_WORK INSTRUCTIONS_: From the entries below, gather each line containing the word "true".
+---+
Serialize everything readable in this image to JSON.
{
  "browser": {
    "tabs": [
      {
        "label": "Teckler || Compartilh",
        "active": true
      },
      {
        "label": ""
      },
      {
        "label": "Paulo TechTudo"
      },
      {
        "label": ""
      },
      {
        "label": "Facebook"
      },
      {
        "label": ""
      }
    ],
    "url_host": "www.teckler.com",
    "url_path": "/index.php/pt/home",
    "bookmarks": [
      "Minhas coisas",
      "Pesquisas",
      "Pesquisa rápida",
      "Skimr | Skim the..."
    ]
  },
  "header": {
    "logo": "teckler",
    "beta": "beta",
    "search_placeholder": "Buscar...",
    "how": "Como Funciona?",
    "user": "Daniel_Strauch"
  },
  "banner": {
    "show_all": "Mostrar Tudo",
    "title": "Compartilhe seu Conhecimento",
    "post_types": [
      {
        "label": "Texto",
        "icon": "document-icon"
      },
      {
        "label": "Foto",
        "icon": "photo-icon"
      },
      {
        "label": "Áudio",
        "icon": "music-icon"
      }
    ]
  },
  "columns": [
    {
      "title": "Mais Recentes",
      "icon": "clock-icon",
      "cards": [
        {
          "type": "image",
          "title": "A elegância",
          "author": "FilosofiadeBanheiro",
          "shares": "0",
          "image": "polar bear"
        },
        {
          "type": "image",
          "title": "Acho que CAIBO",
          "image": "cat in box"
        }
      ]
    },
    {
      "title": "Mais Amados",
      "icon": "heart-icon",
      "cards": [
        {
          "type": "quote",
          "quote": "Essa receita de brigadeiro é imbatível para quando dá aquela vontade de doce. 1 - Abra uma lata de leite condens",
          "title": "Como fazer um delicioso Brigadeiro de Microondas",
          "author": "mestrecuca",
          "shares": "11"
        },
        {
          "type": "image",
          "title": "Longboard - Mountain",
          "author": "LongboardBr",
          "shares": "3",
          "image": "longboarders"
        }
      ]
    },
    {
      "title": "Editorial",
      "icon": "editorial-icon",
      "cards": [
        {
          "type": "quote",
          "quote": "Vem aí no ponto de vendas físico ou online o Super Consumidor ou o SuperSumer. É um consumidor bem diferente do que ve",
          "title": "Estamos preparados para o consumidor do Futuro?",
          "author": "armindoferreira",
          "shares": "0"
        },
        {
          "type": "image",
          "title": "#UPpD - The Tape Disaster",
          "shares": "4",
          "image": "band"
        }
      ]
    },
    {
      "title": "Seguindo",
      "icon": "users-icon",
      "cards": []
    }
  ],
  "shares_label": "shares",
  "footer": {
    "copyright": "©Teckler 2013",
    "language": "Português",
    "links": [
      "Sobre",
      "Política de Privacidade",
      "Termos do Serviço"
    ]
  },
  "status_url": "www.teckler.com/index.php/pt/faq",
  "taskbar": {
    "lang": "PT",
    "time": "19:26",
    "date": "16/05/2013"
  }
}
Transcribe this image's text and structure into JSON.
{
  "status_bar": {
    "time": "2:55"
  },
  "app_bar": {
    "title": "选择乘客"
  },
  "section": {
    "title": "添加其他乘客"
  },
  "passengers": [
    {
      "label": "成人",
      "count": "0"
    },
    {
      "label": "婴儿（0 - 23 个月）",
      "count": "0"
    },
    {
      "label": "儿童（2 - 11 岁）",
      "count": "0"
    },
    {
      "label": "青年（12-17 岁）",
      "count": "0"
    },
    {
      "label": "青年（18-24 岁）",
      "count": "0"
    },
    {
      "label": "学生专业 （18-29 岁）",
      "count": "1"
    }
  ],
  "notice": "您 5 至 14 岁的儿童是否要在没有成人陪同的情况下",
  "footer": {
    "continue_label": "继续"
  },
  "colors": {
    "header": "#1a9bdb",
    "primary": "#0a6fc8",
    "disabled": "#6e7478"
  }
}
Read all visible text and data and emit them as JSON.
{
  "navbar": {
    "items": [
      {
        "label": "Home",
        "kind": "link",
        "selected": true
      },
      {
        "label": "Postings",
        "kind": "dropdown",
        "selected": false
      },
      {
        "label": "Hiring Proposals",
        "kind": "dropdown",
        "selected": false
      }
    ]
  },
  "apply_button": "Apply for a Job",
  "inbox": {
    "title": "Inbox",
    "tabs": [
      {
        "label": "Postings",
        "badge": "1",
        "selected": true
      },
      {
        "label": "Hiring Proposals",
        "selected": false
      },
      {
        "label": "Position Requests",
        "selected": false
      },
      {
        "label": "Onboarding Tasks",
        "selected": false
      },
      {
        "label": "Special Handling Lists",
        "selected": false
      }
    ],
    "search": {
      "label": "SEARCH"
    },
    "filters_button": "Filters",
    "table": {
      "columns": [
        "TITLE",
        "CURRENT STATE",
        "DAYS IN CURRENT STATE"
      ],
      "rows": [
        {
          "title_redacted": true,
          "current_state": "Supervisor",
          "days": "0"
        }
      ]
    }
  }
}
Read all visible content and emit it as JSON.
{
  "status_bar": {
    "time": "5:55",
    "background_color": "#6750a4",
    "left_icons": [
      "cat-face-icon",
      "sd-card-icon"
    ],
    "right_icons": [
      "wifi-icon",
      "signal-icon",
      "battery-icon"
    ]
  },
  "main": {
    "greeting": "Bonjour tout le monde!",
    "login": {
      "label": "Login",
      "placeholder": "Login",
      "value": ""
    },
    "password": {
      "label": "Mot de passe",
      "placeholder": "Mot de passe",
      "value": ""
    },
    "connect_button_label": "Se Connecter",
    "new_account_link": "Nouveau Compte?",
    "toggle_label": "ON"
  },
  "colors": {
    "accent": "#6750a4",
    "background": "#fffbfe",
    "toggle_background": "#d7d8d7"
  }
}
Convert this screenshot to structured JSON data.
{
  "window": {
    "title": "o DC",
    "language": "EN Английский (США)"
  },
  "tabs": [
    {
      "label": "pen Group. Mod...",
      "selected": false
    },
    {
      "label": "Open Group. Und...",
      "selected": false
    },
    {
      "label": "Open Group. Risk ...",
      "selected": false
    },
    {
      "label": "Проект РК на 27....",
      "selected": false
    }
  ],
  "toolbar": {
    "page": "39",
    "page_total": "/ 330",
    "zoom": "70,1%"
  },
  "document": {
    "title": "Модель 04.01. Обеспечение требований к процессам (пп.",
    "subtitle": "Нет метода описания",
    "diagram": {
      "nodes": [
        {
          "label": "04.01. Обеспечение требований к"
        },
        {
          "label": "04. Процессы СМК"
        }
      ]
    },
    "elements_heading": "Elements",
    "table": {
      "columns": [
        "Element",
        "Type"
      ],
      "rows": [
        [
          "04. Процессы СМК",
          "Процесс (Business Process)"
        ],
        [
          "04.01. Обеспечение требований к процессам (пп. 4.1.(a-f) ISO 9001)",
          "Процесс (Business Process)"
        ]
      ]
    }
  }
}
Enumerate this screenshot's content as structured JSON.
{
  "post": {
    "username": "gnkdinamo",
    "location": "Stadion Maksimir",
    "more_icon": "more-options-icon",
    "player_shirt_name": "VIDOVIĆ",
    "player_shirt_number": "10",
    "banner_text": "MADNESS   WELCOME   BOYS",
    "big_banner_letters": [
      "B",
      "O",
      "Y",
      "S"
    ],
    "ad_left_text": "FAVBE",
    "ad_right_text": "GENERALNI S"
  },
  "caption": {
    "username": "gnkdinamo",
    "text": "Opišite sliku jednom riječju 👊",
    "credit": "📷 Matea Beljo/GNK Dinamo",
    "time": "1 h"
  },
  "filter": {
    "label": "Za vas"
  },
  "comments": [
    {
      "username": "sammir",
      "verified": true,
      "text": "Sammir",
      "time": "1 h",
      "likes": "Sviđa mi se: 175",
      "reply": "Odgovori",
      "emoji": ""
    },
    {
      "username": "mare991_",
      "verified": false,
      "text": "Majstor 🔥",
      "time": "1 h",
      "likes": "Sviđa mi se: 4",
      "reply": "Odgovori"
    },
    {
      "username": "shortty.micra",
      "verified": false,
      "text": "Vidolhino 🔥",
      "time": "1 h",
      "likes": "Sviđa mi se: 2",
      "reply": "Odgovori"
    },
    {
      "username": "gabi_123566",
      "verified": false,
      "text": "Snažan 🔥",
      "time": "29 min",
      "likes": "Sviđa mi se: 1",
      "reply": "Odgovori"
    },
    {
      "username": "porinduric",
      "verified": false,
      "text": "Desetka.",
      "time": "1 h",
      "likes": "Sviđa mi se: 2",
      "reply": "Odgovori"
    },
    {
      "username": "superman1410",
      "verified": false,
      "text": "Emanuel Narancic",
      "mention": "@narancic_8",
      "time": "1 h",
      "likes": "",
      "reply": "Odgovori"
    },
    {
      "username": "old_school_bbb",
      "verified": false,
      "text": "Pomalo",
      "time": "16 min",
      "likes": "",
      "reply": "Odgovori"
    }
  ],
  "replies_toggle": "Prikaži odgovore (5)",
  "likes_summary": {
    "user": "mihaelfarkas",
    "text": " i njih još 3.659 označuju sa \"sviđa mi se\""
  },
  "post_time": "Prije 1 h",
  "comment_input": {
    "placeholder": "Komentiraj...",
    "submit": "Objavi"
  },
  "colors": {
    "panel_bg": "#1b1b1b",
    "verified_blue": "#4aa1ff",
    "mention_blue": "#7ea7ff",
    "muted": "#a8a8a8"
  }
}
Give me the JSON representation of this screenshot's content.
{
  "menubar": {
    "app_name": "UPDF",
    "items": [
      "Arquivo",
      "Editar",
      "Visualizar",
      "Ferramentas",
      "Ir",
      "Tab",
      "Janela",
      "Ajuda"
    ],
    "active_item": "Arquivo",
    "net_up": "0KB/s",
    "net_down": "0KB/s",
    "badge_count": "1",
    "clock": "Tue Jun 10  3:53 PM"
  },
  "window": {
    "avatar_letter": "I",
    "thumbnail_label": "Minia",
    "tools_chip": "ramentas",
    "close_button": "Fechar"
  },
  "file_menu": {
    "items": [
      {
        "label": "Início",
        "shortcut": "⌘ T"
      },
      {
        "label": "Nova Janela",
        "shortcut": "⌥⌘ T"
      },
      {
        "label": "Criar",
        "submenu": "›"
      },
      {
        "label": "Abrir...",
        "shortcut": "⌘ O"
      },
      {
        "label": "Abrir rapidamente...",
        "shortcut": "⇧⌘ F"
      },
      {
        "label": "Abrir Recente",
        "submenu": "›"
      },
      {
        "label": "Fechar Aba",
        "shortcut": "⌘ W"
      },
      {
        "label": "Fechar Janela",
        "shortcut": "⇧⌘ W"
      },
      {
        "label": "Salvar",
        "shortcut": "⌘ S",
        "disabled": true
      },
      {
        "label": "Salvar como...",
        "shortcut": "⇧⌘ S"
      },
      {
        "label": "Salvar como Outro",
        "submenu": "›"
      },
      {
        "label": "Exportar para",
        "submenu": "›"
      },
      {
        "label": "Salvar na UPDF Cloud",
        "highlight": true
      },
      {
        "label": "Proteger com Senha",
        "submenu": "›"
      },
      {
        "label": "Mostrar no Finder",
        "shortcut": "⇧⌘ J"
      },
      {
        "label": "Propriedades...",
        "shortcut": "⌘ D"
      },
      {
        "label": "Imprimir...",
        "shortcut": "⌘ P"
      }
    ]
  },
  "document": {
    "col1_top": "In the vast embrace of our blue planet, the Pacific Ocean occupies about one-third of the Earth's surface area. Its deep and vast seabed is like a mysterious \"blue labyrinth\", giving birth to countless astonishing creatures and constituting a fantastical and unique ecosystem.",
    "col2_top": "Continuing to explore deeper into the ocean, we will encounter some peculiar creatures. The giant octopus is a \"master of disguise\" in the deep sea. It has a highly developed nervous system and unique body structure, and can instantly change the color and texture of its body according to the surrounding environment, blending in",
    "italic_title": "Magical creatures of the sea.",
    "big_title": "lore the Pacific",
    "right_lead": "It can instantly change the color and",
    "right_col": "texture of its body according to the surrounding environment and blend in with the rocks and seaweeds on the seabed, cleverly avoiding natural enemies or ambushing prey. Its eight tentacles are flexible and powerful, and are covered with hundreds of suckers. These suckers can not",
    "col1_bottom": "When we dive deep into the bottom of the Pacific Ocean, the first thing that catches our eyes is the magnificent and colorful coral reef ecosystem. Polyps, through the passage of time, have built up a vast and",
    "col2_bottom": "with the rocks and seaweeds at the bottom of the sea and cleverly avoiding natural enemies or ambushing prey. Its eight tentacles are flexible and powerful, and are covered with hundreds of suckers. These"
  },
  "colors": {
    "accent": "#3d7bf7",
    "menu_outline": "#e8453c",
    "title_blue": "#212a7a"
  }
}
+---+
_EXERCISE RESULT_:
        "active": true
        "selected": true
        "selected": true
          "title_redacted": true,
      "verified": true,
        "disabled": true
        "highlight": true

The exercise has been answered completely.